Thursday, December 26, 2019

Dr. Stathopoulos: Humanitarian of the Year for 2019

An internationally renowned neurosurgeon and CEO is revolutionizing the treatment of patients with brain cancer.

Apolstolos Stathopoulos photographed at his office in Belgium in May of 2017 | Photograph by Thierry du Bois 
Dr. Apolstolos Stathopoulos knew he had to make a big a change.

Less than 10% of the terminally-ill brain cancer patients he consulted with were eligible to access the experimental cancer vaccine he was studying.

After turning down yet another father who sought to participate in his clinical trial, Stathopoulos resolved to meet the needs of a larger demographic.

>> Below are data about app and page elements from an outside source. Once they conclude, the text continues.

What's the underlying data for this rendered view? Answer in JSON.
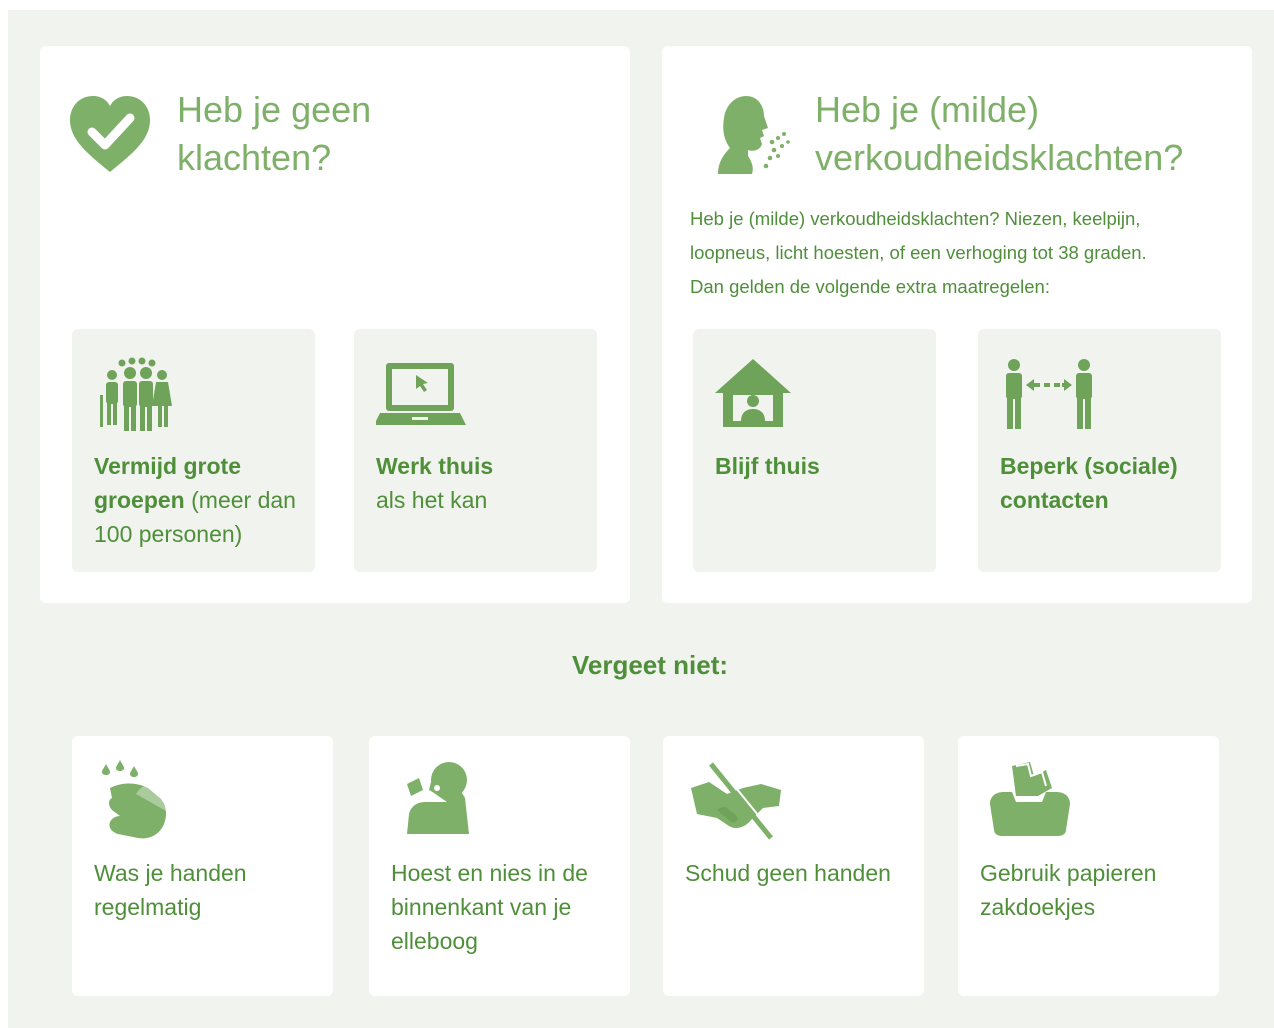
{
  "left_panel": {
    "title_line1": "Heb je geen",
    "title_line2": "klachten?",
    "icon": "heart-check-icon",
    "tiles": [
      {
        "icon": "group-of-people-icon",
        "bold": "Vermijd grote groepen",
        "text": " (meer dan 100 personen)"
      },
      {
        "icon": "laptop-icon",
        "bold": "Werk thuis",
        "text": "als het kan"
      }
    ]
  },
  "right_panel": {
    "title_line1": "Heb je (milde)",
    "title_line2": "verkoudheidsklachten?",
    "icon": "sneezing-person-icon",
    "intro_line1": "Heb je (milde) verkoudheidsklachten? Niezen, keelpijn,",
    "intro_line2": "loopneus, licht hoesten, of een verhoging tot 38 graden.",
    "intro_line3": "Dan gelden de volgende extra maatregelen:",
    "tiles": [
      {
        "icon": "house-person-icon",
        "bold": "Blijf thuis"
      },
      {
        "icon": "distance-people-icon",
        "bold_line1": "Beperk (sociale)",
        "bold_line2": "contacten"
      }
    ]
  },
  "section_title": "Vergeet niet:",
  "cards": [
    {
      "icon": "wash-hands-icon",
      "line1": "Was je handen",
      "line2": "regelmatig"
    },
    {
      "icon": "cough-elbow-icon",
      "line1": "Hoest en nies in de",
      "line2": "binnenkant van je",
      "line3": "elleboog"
    },
    {
      "icon": "no-handshake-icon",
      "line1": "Schud geen handen"
    },
    {
      "icon": "tissue-box-icon",
      "line1": "Gebruik papieren",
      "line2": "zakdoekjes"
    }
  ],
  "colors": {
    "background": "#f1f3ee",
    "panel": "#ffffff",
    "text_green": "#4f8f3a",
    "light_green": "#7fb069",
    "icon_green": "#6fa35a"
  }
}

Under state and federal 'Right to Try' laws, he knew he could provide the treatment to a majority of the people who ended up in his office, so he took the plunge and opened up a first-of-its-kind program for Glioblastoma patients who are not eligible for clinical trials.

“This program has made a huge difference for people facing brain cancer,” said Dr. Benjamin Freilich, whose brother is now receiving the vaccine, known as Gliovac (ERC1671). “It's exciting to see more physicians and drug developers follow Dr. Stathopoulos' lead.”

Patients nominated several doctors and biotech CEOs for the Humanitarian of the Year 2019 Award, but Stathopoulos was ultimately selected as the recipient due to his comprehensive, ethical approach to providing access to patients not eligible for clinical trials.

One nominee planned to use the new Right to Try law to treat patients suffering from a rare neurodegenerative disorder, but his company backed out of the program after being met with anger and resistance at the highest levels of academia and medicine.

Stathopoulos on the other hand has persisted in the face of unfair criticism and biased media coverage, convinced that providing more choices to a greater number of Glioblastoma patients is the right thing to do.

"I commend Dr. Stathopoulos for his commitment to caring for patients who have run out of treatment options," said Frank Burroughs, co-founder and President of the Abigail Alliance for Better Access to Developmental Drugs, a non-profit organization that has advocated for wider access to experimental treatments since 2001.

Stathopoulos's company, Epitopoietic Research Corporation (ERC), has provided access to seven Glioblastoma patients under Right to Try laws in the last year. Advocates are hopeful the company will triple that number in 2020.

Under the new fderal law, companies are only allowed to recoup the direct costs of providing access to patients.

Though insurers have so far refused to cover any costs for patients in Right to Try programs, ERC has provided Gliovac for free and at reduced cost in several cases.